The commercial-cinema industry is starting to think about direct-view displays, which are about to dramatically change what we see in movie theaters.
Commercial cinema stands on the brink of a new era. For the last 100 years, it has been based on projected images. Now, direct-view displays such as the Samsung Onyx LED Cinema Screen are poised to enter the market. These displays offer much brighter peak luminance and deeper blacks than any projection system can muster, leading to much higher dynamic range than is possible today, even in Dolby Cinemas with Dolby Vision projectors.
In recognition of this impending tectonic shift, DCI (Digital Cinema Initiatives) recently issued a memorandum regarding direct-view cinema displays. DCI is a commercial-cinema industry consortium established in 2002. The joint venture includes Disney, Fox, Paramount, Sony Pictures, Universal, and Warner Bros. Its primary purpose is to “establish and document voluntary specifications for an open architecture for digital cinema that ensures a uniform and high level of technical performance, reliability and quality control.”
The memorandum begins: “Direct view displays provide the potential for an improved high-quality image through significantly increased peak luminance and dynamic range.
“The current Digital Cinema System Specification (DCSS) and Compliance Test Plan (CTP) were crafted with projection systems in mind. With the advent of direct view displays, the associated system architecture and performance characteristics differ from projection systems such that new specifications are necessary. This document broadly defines performance and security parameters that DCI intends to define for these types of displays in order to give manufacturers guidance while a complete set of requirements is developed. Parameters defined in this memo are tentative and subject to change.
“These requirements will ensure interoperability of image content on the new generation of cinema displays while maintaining current DCSS compliant architecture.”
In other words, it’s a statement of intent to develop specifications and testing procedures for direct-view cinema displays. Some of its points are pretty vague, but it does include some specific recommendations. For example, the resolution should be at least 4096×2160 pixels—that is, cinema 4K, not consumer UHD—and the pixel structure should not be visible from a viewing distance of one screen height.

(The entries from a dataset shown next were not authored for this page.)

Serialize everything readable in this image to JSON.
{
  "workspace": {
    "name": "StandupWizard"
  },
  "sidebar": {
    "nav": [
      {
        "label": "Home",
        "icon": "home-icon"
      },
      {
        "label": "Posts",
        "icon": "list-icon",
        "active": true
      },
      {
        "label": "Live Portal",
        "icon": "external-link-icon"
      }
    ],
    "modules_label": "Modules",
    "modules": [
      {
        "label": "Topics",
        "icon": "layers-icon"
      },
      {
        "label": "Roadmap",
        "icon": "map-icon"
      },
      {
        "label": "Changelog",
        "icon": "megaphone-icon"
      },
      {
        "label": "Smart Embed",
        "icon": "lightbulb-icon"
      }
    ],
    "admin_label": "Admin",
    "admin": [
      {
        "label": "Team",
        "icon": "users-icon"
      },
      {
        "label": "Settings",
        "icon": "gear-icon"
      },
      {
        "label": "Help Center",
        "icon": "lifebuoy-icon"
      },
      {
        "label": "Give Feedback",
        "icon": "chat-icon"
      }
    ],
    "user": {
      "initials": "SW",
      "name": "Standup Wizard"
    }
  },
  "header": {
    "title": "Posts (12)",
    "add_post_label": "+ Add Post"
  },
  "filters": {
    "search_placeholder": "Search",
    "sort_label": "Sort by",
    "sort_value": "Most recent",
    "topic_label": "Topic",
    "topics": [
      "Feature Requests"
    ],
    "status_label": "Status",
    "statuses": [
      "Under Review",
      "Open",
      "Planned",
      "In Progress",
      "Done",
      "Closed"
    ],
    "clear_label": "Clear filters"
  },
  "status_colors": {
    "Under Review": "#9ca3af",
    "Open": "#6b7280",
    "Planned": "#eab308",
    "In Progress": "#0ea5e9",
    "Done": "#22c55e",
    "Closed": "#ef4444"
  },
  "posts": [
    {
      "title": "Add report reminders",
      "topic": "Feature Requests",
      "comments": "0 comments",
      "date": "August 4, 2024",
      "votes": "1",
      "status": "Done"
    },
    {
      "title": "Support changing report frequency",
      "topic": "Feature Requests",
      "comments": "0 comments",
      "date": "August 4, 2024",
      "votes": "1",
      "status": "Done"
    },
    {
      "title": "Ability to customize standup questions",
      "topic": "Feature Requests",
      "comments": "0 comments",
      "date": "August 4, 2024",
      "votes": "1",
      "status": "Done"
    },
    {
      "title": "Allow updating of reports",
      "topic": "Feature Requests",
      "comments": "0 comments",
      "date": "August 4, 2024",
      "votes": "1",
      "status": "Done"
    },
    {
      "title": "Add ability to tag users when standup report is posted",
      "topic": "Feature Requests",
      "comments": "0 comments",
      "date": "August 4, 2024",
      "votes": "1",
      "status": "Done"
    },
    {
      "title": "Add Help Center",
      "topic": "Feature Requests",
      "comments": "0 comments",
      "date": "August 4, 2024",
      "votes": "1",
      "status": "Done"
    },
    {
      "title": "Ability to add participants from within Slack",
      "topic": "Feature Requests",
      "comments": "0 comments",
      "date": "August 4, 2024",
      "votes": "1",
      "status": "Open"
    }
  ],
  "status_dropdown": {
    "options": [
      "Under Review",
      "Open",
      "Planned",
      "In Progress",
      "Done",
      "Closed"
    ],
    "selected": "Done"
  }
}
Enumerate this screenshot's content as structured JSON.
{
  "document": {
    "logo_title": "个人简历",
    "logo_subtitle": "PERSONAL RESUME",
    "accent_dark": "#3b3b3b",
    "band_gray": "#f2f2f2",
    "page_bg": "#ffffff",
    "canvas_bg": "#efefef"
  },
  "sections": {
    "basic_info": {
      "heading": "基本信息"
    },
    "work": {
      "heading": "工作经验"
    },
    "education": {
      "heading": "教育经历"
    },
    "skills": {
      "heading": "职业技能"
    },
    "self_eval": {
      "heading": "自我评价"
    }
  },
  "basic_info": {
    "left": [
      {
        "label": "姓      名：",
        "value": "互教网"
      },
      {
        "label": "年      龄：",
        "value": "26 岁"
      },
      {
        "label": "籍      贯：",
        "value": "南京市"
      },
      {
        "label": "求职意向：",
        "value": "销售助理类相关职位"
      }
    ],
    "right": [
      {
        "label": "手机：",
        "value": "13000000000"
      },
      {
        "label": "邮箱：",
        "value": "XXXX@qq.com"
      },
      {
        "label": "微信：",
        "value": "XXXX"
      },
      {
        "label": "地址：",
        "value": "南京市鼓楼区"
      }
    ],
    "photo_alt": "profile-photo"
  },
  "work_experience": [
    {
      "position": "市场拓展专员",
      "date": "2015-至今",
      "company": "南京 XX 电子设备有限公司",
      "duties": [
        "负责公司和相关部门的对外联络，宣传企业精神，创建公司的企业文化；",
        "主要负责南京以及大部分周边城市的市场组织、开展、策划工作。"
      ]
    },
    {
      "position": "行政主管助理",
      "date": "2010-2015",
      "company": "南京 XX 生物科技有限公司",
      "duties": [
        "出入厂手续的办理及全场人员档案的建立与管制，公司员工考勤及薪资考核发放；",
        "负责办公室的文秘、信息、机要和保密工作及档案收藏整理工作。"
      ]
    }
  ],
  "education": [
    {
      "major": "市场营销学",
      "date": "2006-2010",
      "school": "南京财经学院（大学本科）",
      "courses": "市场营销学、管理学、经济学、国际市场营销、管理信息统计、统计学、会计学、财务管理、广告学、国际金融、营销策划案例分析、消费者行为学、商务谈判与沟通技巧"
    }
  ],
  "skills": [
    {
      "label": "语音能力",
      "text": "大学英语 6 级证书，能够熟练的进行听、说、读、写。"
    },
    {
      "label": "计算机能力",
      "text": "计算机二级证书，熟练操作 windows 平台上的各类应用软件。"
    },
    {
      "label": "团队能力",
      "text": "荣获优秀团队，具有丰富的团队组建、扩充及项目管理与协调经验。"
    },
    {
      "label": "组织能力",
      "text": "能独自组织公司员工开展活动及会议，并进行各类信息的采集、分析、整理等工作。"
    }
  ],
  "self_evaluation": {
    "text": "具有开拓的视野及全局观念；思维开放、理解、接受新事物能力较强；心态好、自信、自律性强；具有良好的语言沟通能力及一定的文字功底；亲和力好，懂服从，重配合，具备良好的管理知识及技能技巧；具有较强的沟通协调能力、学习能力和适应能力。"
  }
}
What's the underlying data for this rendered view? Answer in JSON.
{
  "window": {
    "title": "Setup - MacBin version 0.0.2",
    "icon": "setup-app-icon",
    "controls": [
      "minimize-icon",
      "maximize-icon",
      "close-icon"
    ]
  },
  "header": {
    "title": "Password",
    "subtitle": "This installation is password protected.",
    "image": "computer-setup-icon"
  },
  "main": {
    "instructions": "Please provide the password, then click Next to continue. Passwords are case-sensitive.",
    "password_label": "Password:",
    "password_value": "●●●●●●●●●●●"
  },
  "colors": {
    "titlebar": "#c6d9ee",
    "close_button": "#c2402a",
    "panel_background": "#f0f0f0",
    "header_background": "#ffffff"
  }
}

One critical difference between projection systems and direct-view displays is that the size of a projected image can vary without changing the resolution. With a direct-view display, the pixel pitch—that is, the distance between pixels—is fixed, which defines the size of a display at a given resolution. Different screen sizes will have different resolutions. To address this issue, the DCI memorandum says, “Image scaling at non-integer values may be utilized if it is clearly demonstrable that no artifacts result.” Easier said than done, to be sure, but a worthy goal.
The peak luminance should be 500 nits, while the minimum active black level—from the lowest code value that results in measurable light output from the display—should be 0.001 nit. That yields a sequential contrast ratio of 500,000:1. Also, the EOTF (electro-optical transfer function) should be 2.6 gamma for SDR content or PQ for HDR material. Interestingly, an HDR format from France called EclairColor has been proposed for use in commercial cinemas, but it doesn’t use either of these EOTFs.
The color volume should remain P3 with a D65 white point (0.3127, 0.3290), as it is in current digital cinemas. The memorandum also includes tables of target grayscale code values, chromaticity coordinates, and luminance levels. Comments on contouring, temporal artifacts, and spatio-temporal aliasing simply state that they should be minimized—duh!
I found the comments on sound considerations interesting: “Direct view displays present a unique impediment to accurate screen sound localization and dialog reproduction, potentially altering the intended sound imaging characteristics of the soundtrack. DCI recognizes that sound reproduction is an integral part of the theatrical experience. While not a display device requirement, direct view display manufacturers must develop solutions that enable the sound mix to be experienced as the filmmakers intended.” This is a vexing problem, since direct-view displays are not acoustically transparent, so you can’t put speakers behind them as you can with perforated projection screens.
The DCI memorandum is only a small first step, but an important one. It clearly indicates that the commercial-cinema industry is starting to think about direct-view displays before they are widely adopted. Hopefully, a set of standards, specifications, and testing procedures will be well defined in the near future so that the new displays perform in a consistent manner and content can be created to take advantage of their capabilities. As I’ve said before, it’s a great time to be a movie geek!
If you’d like to read the entire memorandum, click here.